The Governor of Taraba State, Danbaba Suntai, on October 24, and the Deputy Governor of Oyo State, Chief Moses Alake Adeyemo, on November 1, launched the Urban Water and Sanitation Improvement Project - with an African Development Bank loan of approximately US $100 million for the rehabilitation, expansion and construction of water and sanitation facilities in Jalingo, Taraba State, and Ibadan, a city located in Oyo State, Nigeria. The project will improve access to clean water and sanitation for an estimated 1.5 million people.
Taraba Water Supply Agency and Oyo State Water Corporation, the water utilities managing water supplies in the two cities, along with other small-scale service providers will benefit from capacity-building activities to improve their performance. Women and girls are to gain from the projects' various gender-specific benefits promoted throughout the project.
The Urban Water Supply and Sanitation Improvement Project in Oyo and Taraba States is intended to address the persistent shortage of water supply and inadequate sanitation that has resulted from a fast-growing population and inadequate infrastructure. Upon completion of the project, the number of residents having access to clean water and safe sanitation should rise considerably from 25 to 80 per cent. A majority of beneficiaries will be women, who represent 51 per cent of the population.
While the main cross-cutting benefits of the project will be the improvement of living conditions and public health, special attention will be given to ensuring that women and girls are empowered and that their particular needs are met.
Forty-two boreholes will be rehabilitated or constructed in Jalingo; 250 km of transmission and distribution will be rehabilitated and constructed in Jalingo, with another 450 km rehabilitated and constructed in Ibadan.

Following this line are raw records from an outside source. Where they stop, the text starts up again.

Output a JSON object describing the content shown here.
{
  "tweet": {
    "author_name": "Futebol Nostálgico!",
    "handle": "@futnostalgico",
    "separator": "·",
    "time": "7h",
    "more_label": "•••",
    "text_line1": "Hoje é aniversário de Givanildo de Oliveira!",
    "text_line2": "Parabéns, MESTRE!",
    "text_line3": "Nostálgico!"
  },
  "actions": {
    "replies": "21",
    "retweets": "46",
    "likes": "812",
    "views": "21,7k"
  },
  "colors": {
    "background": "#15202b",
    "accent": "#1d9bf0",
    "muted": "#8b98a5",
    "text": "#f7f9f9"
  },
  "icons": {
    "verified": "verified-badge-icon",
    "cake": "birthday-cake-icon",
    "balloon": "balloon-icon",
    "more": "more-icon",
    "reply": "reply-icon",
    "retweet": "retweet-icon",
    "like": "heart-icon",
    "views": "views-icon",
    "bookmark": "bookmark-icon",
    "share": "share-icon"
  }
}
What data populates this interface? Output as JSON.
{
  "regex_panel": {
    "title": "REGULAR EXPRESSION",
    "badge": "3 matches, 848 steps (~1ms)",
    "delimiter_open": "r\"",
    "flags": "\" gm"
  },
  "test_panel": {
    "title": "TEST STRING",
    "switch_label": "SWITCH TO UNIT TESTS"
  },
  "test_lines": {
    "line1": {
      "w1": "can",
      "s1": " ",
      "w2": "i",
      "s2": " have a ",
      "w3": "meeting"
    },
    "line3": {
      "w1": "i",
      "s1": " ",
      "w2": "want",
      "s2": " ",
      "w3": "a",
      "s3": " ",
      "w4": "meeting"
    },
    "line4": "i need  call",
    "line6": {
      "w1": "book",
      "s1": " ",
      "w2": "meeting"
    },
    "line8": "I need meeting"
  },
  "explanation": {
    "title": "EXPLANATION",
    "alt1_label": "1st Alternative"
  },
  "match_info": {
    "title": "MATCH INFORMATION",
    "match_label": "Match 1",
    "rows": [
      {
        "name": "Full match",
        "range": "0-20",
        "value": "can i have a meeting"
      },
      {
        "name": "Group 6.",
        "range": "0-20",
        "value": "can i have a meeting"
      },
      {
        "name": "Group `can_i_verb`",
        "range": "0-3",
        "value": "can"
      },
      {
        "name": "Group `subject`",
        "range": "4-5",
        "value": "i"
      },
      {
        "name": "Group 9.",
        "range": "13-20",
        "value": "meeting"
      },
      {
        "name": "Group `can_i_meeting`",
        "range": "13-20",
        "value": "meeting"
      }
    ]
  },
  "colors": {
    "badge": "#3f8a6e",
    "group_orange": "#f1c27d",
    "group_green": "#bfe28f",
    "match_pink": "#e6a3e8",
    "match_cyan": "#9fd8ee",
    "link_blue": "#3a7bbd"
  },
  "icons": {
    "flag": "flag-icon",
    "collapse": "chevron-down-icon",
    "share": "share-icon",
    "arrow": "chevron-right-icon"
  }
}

In addition, 100 water kiosks will be built.
To improve access as well as improve water management, 30,000 and 20,000 new water connections will be made in Jalingo and Ibadan, respectively.
Regarding sanitation, 300 public water, sanitation and hand-washing facilities, with sufficient space to accommodate men, women and the disabled, will be constructed in schools, health centres and public places.
The project also ensures that women will constitute 50 per cent of consumer committees and that women's groups will be trained on hygiene education and promotion, giving them the opportunity to play a central role in sensitizing their communities and to participate in decision-making and actions affecting them.
Moreover, institutional reforms and capacity training will also be offered to the water utilities of Taraba and Oyo States to improve service provision and ensure sustainability of services.
Another special aspect of the project is the focus on access for low-income households. A unit for low-income households within the water utilities will ensure inclusion and provision of services for poor and marginalized people. In total, 30,000 low-income household connections and 100 water kiosks will be constructed in the two cities.